* **ABOUT THIS EXERCISE**
Copy the lines below that contain "account".

* **AVAILABLE DATA**
- - -

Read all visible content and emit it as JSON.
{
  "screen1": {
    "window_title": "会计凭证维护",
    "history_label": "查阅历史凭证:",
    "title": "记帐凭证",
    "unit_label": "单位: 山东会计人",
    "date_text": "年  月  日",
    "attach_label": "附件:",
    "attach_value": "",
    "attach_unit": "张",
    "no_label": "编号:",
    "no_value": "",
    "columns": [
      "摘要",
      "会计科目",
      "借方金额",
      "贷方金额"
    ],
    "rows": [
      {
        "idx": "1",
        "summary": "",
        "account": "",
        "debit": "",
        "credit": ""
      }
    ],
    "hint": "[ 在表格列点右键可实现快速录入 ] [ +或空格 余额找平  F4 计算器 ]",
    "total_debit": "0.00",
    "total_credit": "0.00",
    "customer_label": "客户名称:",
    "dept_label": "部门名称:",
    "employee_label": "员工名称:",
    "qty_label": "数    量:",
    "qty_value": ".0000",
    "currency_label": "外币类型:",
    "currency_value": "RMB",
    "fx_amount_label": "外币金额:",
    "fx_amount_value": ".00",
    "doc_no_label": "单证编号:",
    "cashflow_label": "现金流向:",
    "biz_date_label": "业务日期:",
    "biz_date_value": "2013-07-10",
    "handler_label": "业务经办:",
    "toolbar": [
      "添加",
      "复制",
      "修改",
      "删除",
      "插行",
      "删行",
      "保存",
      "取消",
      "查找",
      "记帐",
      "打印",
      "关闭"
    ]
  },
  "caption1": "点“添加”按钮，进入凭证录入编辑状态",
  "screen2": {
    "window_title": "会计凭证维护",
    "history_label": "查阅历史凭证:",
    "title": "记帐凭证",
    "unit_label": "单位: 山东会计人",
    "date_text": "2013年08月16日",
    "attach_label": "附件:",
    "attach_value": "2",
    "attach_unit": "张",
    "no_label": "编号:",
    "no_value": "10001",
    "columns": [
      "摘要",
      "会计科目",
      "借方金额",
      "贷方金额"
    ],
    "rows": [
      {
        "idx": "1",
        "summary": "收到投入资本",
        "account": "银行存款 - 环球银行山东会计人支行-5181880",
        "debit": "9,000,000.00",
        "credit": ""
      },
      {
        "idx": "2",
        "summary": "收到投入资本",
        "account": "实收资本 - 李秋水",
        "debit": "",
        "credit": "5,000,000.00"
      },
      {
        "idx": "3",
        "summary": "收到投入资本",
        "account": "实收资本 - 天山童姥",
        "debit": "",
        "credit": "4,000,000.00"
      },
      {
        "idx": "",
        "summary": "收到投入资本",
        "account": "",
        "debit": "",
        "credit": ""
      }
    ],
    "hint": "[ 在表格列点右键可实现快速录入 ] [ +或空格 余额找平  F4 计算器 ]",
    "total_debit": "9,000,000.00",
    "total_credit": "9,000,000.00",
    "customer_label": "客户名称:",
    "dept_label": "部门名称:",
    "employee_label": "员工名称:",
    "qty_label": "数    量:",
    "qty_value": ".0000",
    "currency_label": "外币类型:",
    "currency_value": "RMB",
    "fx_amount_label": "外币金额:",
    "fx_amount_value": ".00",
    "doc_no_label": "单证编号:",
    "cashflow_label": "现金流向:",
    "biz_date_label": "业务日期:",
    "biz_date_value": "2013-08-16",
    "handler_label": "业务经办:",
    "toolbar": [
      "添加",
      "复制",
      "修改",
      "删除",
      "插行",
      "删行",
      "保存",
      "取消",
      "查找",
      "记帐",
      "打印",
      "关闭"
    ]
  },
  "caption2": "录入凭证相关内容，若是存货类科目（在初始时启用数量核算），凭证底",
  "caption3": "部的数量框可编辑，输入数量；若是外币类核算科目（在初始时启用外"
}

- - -

* **RESULT FOR THIS EXERCISE**
        "account": "",
        "account": "银行存款 - 环球银行山东会计人支行-5181880",
        "account": "实收资本 - 李秋水",
        "account": "实收资本 - 天山童姥",
        "account": "",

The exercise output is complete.